Fixed Internet Providers, 4G Wireless, and the Future of the Internet
A lot of people pit 4G wireless broadband against fixed internet services. Some say that the former is where the future of the Internet lies, while others believe that the latter will continue to be the type of service that the majority of users will use when accessing the World Wide Web. But what people need to understand is that both services are different and make use of different technologies. As such, each has its own corresponding advantages and disadvantages.
What is Fixed Internet?
Fixed wireless broadband is basically one of the types of high-speed Internet access where the connections being sent to the internet providers make use of DSL cables, copper, or fibre technology. For areas where there are no DSL or cable television lines and where fibre has not yet been laid down, an alternative fixed internet service is available where the connections make use of radio signals instead of these cables. The speeds that users can expect from such connections are much slower and generally range from 1 to 10 Mbps.
What is 4G Wireless Broadband?

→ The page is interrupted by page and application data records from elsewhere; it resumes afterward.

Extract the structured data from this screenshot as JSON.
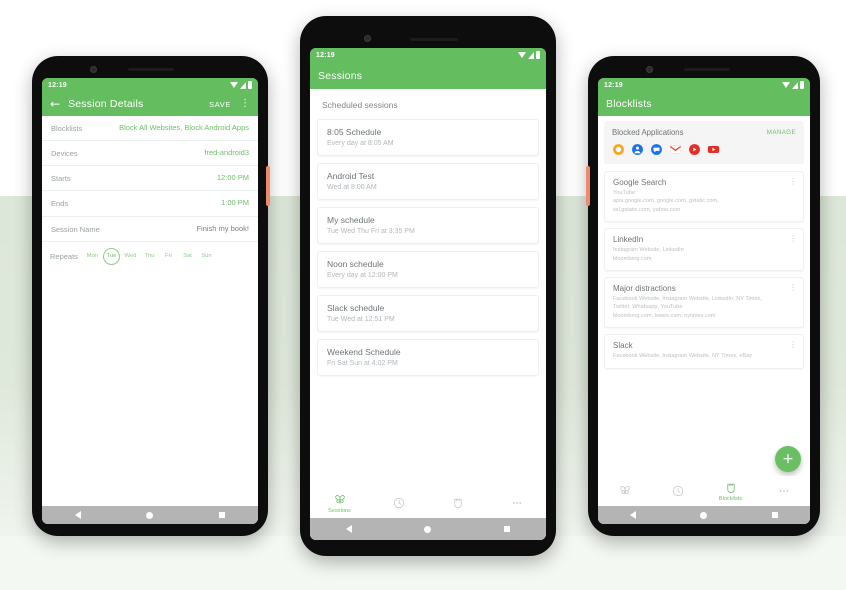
{
  "theme": {
    "green": "#64bd5f",
    "green_text": "#6ec16a",
    "band_bg": "#dde7d9",
    "page_bg": "#ffffff",
    "side_button": "#ef8a6e"
  },
  "phone1": {
    "status": {
      "time": "12:19",
      "icons": [
        "wifi-icon",
        "signal-icon",
        "battery-icon"
      ]
    },
    "appbar": {
      "back": "←",
      "title": "Session Details",
      "save": "SAVE",
      "overflow": "⋮"
    },
    "rows": [
      {
        "label": "Blocklists",
        "value": "Block All Websites, Block Android Apps",
        "accent": true
      },
      {
        "label": "Devices",
        "value": "fred-android3",
        "accent": true
      },
      {
        "label": "Starts",
        "value": "12:00 PM",
        "accent": true
      },
      {
        "label": "Ends",
        "value": "1:00 PM",
        "accent": true
      },
      {
        "label": "Session Name",
        "value": "Finish my book!",
        "accent": false
      }
    ],
    "repeats": {
      "label": "Repeats",
      "days": [
        {
          "name": "Mon",
          "selected": false
        },
        {
          "name": "Tue",
          "selected": true
        },
        {
          "name": "Wed",
          "selected": false
        },
        {
          "name": "Thu",
          "selected": false
        },
        {
          "name": "Fri",
          "selected": false
        },
        {
          "name": "Sat",
          "selected": false
        },
        {
          "name": "Sun",
          "selected": false
        }
      ]
    }
  },
  "phone2": {
    "status": {
      "time": "12:19"
    },
    "appbar": {
      "title": "Sessions"
    },
    "section_header": "Scheduled sessions",
    "sessions": [
      {
        "title": "8:05 Schedule",
        "subtitle": "Every day at 8:05 AM"
      },
      {
        "title": "Android Test",
        "subtitle": "Wed at 8:00 AM"
      },
      {
        "title": "My schedule",
        "subtitle": "Tue Wed Thu Fri at 3:35 PM"
      },
      {
        "title": "Noon schedule",
        "subtitle": "Every day at 12:00 PM"
      },
      {
        "title": "Slack schedule",
        "subtitle": "Tue Wed at 12:51 PM"
      },
      {
        "title": "Weekend Schedule",
        "subtitle": "Fri Sat Sun at 4:02 PM"
      }
    ],
    "tabs": [
      {
        "label": "Sessions",
        "icon": "butterfly-icon",
        "active": true
      },
      {
        "label": "",
        "icon": "clock-icon",
        "active": false
      },
      {
        "label": "",
        "icon": "shield-icon",
        "active": false
      },
      {
        "label": "",
        "icon": "more-icon",
        "active": false
      }
    ]
  },
  "phone3": {
    "status": {
      "time": "12:19"
    },
    "appbar": {
      "title": "Blocklists"
    },
    "blocked_apps": {
      "title": "Blocked Applications",
      "manage": "MANAGE",
      "apps": [
        {
          "name": "firefox-icon",
          "color": "#f5a623"
        },
        {
          "name": "contacts-icon",
          "color": "#1a73e8"
        },
        {
          "name": "messages-icon",
          "color": "#1a73e8"
        },
        {
          "name": "gmail-icon",
          "color": "#ea4335"
        },
        {
          "name": "youtube-music-icon",
          "color": "#e52d27"
        },
        {
          "name": "youtube-icon",
          "color": "#e52d27"
        }
      ]
    },
    "blocklists": [
      {
        "title": "Google Search",
        "lines": [
          "YouTube",
          "apis.google.com, google.com, gstatic.com,",
          "ssl.gstatic.com, yahoo.com"
        ]
      },
      {
        "title": "LinkedIn",
        "lines": [
          "Instagram Website, LinkedIn",
          "bloomberg.com"
        ]
      },
      {
        "title": "Major distractions",
        "lines": [
          "Facebook Website, Instagram Website, LinkedIn, NY Times,",
          "Twitter, Whatsapp, YouTube",
          "bloomberg.com, lowes.com, nytimes.com"
        ]
      },
      {
        "title": "Slack",
        "lines": [
          "Facebook Website, Instagram Website, NY Times, eBay"
        ]
      }
    ],
    "fab": {
      "label": "+",
      "name": "add-blocklist-fab"
    },
    "tabs": [
      {
        "label": "",
        "icon": "butterfly-icon",
        "active": false
      },
      {
        "label": "",
        "icon": "clock-icon",
        "active": false
      },
      {
        "label": "Blocklists",
        "icon": "shield-icon",
        "active": true
      },
      {
        "label": "",
        "icon": "more-icon",
        "active": false
      }
    ]
  }
}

4G wireless broadband is the fourth and latest generation of wireless service available in the industry. It is the successor of 3G and is a widespread, high-speed wireless service. The limitation to 4G is that its availability is still very much limited to certain areas and regions. While many service providers and operators are providing 4G services, the underlying technology that they’re using might vary, such as WiMAX technology and Long Term Evolution or LTE technology.
Fixed Internet versus 4G Wireless Broadband
The major difference between the two is, obviously, the manner with which it allows users to access the Internet. Fixed Internet requires a physical connection via wires between the PC or laptop and the modem. This limits access to the web only in a fixed area—at your computer table, at your workstation, or in your cubicle at the office. While this may be limiting, the direct connection to the modem also gives users access to broadband speeds that are superfast. Fixed Internet networks are usually large and are more reliable because of this.
On the other hand, one may consider 4G wireless broadband as “on-the-go” Internet that users can access, anytime and anywhere they want to, as long as there’s a strong signal from the mobile carrier they’re subscribed to. 4G is also able to transfer data at faster speeds. It does so by splitting the data to be transmitted over various radio frequencies so that a larger amount of data can be transferred per second.
Reliability, Cost, and Users’ General Preferences
While there are many considerations that can be made when looking at both technologies, three stand out: service reliability, cost, and user preference. For the first point, fixed broadband emerges as the more reliable option because the connection is not dependent on the strength of the operator’s signal in the area. The computer is connected directly to the modem, so there’s no need to worry if the area or region that you might be traveling to has poor coverage. The costs of each service depend highly on the type of plan or contract that you’ve taken out with your provider or carrier. It’s notable that many users experience bill shock when it comes to 4G mobile broadband as they are usually unaware of the amount of data they have used via their devices until their bill arrives. However, the cost is not much of an issue if the user is well aware of the limits and keeps track of his or her mobile data usage.
Perhaps the future of the Internet—and the type of technology that may predominate—lies mainly with the users and their preference. Fixed broadband and 4G wireless each have their own pros and cons and corresponding strengths and weaknesses. One emerges on top as being constant and reliable, while the other provides the convenience of portability and accessibility. However, the broadband industry is constantly evolving and perhaps improvements and developments in one type or the other will reveal which technology is more fitting for the future of the Internet.